Credit: Courtesy of Penn Athletics

Coaching turnover is a major yet unavoidable part of college football. At the end of a season, coaches leave, seeking greener pastures or a chance at more responsibilities at a different school. But once the sting of a coach’s departure has worn off, the opportunity for a program to partially reinvent itself under a new coach beckons. 

This winter, Penn football found itself in this spot. After Dan Swanstrom left Penn to become the head coach at Cornell in December, coach Ray Priore and the rest of the Quaker program had a vacancy to fill at the offensive coordinator spot. Now, it seems as though the team has found an answer in new offensive coordinator Greg Chimera. 

Even though Chimera doesn’t have much formal experience coaching in the Ivy League, he brings a track record of success to Penn. At Johns Hopkins, where he was head coach for the last four seasons after a decade as an assistant, Chimera’s teams excelled, going 40-7 overall and reaching the NCAA playoffs twice.

Beyond his coaching success, Chimera also shares a long-running connection with Priore. Chimera’s predecessor at Johns Hopkins, Jim Margraff, worked with Priore dating back to the latter’s first coaching job at Albany in 1985. This allowed Chimera to attend summer camps Penn hosts for high school players and gave him exposure to the program. 

“You are always thinking about the planned replacements when you need to make a hire,” Priore said. “You have some folks in the back of your mind that if the opportunity presented itself, I would like to talk to [them] … we’re very very grateful that [Chimera] came in and had great interest [at Penn].”

This connection also helped make the decision to move from Maryland to University City easier for Chimera. He had been with the Blue Jays for nearly two decades, playing as a fullback for four seasons during the 2000s. Immediately after graduation, he joined the coaching staff as a running backs and tight ends coach and worked his way up the coaching tree before taking over at the helm of the program in 2019 following Margraff’s retirement. 

“I’ve been [at Johns Hopkins] for 18 years in some form or fashion, and I wasn’t looking to leave, so it was going to take something special for me to leave,” Chimera said. “I’ve gotten to know Coach Priore over the years, and when my mentor speaks that highly of somebody, they’re a great person … I started thinking about that if [Swanstrom] left, would this be the opportunity that I want to go for. And [after] going [to Penn] and interviewing and seeing the place … it was an easy choice for me to be my next step.”

Coming from Johns Hopkins — which competes in NCAA Division III and has dominated the Centennial Conference for much of this century — to Penn, which finished fifth in the Ivy League last season, will definitely be a transition for Chimera.
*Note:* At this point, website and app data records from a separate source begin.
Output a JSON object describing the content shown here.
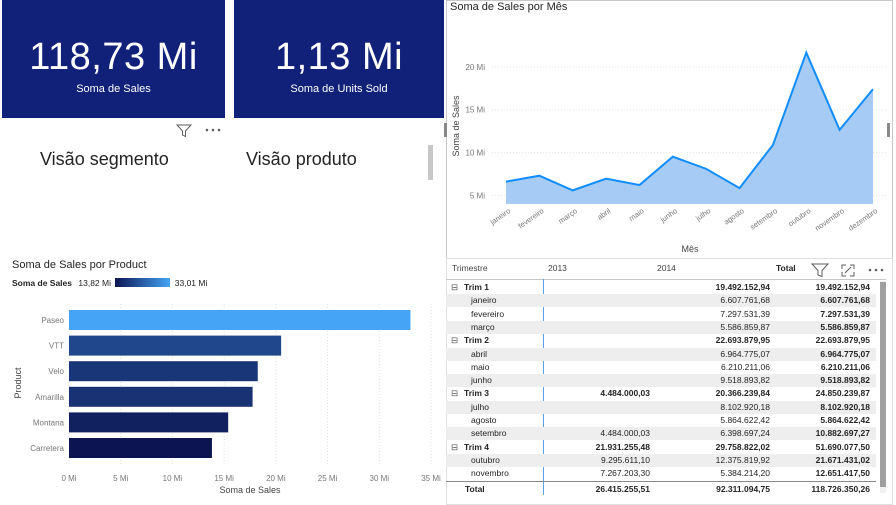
{
  "cards": [
    {
      "value": "118,73 Mi",
      "label": "Soma de  Sales"
    },
    {
      "value": "1,13 Mi",
      "label": "Soma de Units Sold"
    }
  ],
  "slicers": {
    "segmento": "Visão segmento",
    "produto": "Visão produto"
  },
  "icons": {
    "filter": "filter-icon",
    "more": "more-options-icon",
    "focus": "focus-mode-icon"
  },
  "line_chart": {
    "title": "Soma de Sales por Mês",
    "xlabel": "Mês",
    "ylabel": "Soma de Sales",
    "yticks": [
      "5 Mi",
      "10 Mi",
      "15 Mi",
      "20 Mi"
    ]
  },
  "bar_chart": {
    "title": "Soma de Sales por Product",
    "legend_label": "Soma de  Sales",
    "legend_min": "13,82 Mi",
    "legend_max": "33,01 Mi",
    "xlabel": "Soma de Sales",
    "ylabel": "Product",
    "xticks": [
      "0 Mi",
      "5 Mi",
      "10 Mi",
      "15 Mi",
      "20 Mi",
      "25 Mi",
      "30 Mi",
      "35 Mi"
    ]
  },
  "chart_data": [
    {
      "type": "area",
      "title": "Soma de Sales por Mês",
      "xlabel": "Mês",
      "ylabel": "Soma de Sales",
      "categories": [
        "janeiro",
        "fevereiro",
        "março",
        "abril",
        "maio",
        "junho",
        "julho",
        "agosto",
        "setembro",
        "outubro",
        "novembro",
        "dezembro"
      ],
      "values": [
        6.61,
        7.3,
        5.59,
        6.96,
        6.21,
        9.52,
        8.1,
        5.86,
        10.88,
        21.67,
        12.65,
        17.4
      ],
      "ylim": [
        4,
        25
      ],
      "color": "#118dff",
      "fill": "#a6cbf5"
    },
    {
      "type": "bar",
      "orientation": "horizontal",
      "title": "Soma de Sales por Product",
      "xlabel": "Soma de Sales",
      "ylabel": "Product",
      "categories": [
        "Paseo",
        "VTT",
        "Velo",
        "Amarilla",
        "Montana",
        "Carretera"
      ],
      "values": [
        33.01,
        20.51,
        18.25,
        17.75,
        15.39,
        13.82
      ],
      "xlim": [
        0,
        35
      ],
      "color_low": "#0c1552",
      "color_high": "#45a4f5"
    }
  ],
  "matrix": {
    "headers": {
      "label": "Trimestre",
      "c2013": "2013",
      "c2014": "2014",
      "total": "Total"
    },
    "rows": [
      {
        "label": "Trim 1",
        "c2013": "",
        "c2014": "19.492.152,94",
        "total": "19.492.152,94",
        "level": 0
      },
      {
        "label": "janeiro",
        "c2013": "",
        "c2014": "6.607.761,68",
        "total": "6.607.761,68",
        "level": 1
      },
      {
        "label": "fevereiro",
        "c2013": "",
        "c2014": "7.297.531,39",
        "total": "7.297.531,39",
        "level": 1
      },
      {
        "label": "março",
        "c2013": "",
        "c2014": "5.586.859,87",
        "total": "5.586.859,87",
        "level": 1
      },
      {
        "label": "Trim 2",
        "c2013": "",
        "c2014": "22.693.879,95",
        "total": "22.693.879,95",
        "level": 0
      },
      {
        "label": "abril",
        "c2013": "",
        "c2014": "6.964.775,07",
        "total": "6.964.775,07",
        "level": 1
      },
      {
        "label": "maio",
        "c2013": "",
        "c2014": "6.210.211,06",
        "total": "6.210.211,06",
        "level": 1
      },
      {
        "label": "junho",
        "c2013": "",
        "c2014": "9.518.893,82",
        "total": "9.518.893,82",
        "level": 1
      },
      {
        "label": "Trim 3",
        "c2013": "4.484.000,03",
        "c2014": "20.366.239,84",
        "total": "24.850.239,87",
        "level": 0
      },
      {
        "label": "julho",
        "c2013": "",
        "c2014": "8.102.920,18",
        "total": "8.102.920,18",
        "level": 1
      },
      {
        "label": "agosto",
        "c2013": "",
        "c2014": "5.864.622,42",
        "total": "5.864.622,42",
        "level": 1
      },
      {
        "label": "setembro",
        "c2013": "4.484.000,03",
        "c2014": "6.398.697,24",
        "total": "10.882.697,27",
        "level": 1
      },
      {
        "label": "Trim 4",
        "c2013": "21.931.255,48",
        "c2014": "29.758.822,02",
        "total": "51.690.077,50",
        "level": 0
      },
      {
        "label": "outubro",
        "c2013": "9.295.611,10",
        "c2014": "12.375.819,92",
        "total": "21.671.431,02",
        "level": 1
      },
      {
        "label": "novembro",
        "c2013": "7.267.203,30",
        "c2014": "5.384.214,20",
        "total": "12.651.417,50",
        "level": 1
      }
    ],
    "total_row": {
      "label": "Total",
      "c2013": "26.415.255,51",
      "c2014": "92.311.094,75",
      "total": "118.726.350,26"
    }
  }
}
But so far, the man in charge of the Quaker offense for 2024 seems up to the challenge. 

In terms of his philosophy, he doesn’t expect much to change now that he wears the Red and Blue. Chimera noted that while his offense will feature some tempo and explosiveness, he relies heavily on his players to excel, focusing his own efforts on putting them in the best positions to succeed. When pressed about what aspect surprised him the most, he quipped that Penn’s locker room is nicer than those he has encountered in the past. 

"I just try offensively to teach the players everything that I know about the offense and about football," said Chimera. "It's really way less about what I know... it's about what they know and what they can comprehend and handle on a given basis... There's a lot of great players at Penn. So walking into a full cupboard there, and we got a really good offensive staff."

Chimera’s arrival to Franklin Field — and his quest to bring the Quakers their first conference title in nearly a decade — comes at an interesting moment for the Ivy League. Despite its stability compared to much of college football, the conference will feature four new head coaches in 2024. While Priore doesn’t know exactly how that will change the Ancient Eight’s nature and even though the Quakers won’t play their first competitive game for another seven months, he is confident in his hire. 

“We are on a really, really high note and I think [Chimera] is the person to take our guys down that path of innovative schemes,” he said. “They’re all players; It’s really now building and developing and being a teacher and [using] getting on Franklin Field as opportunities to teach is knowledge and wisdom and lead the staff.”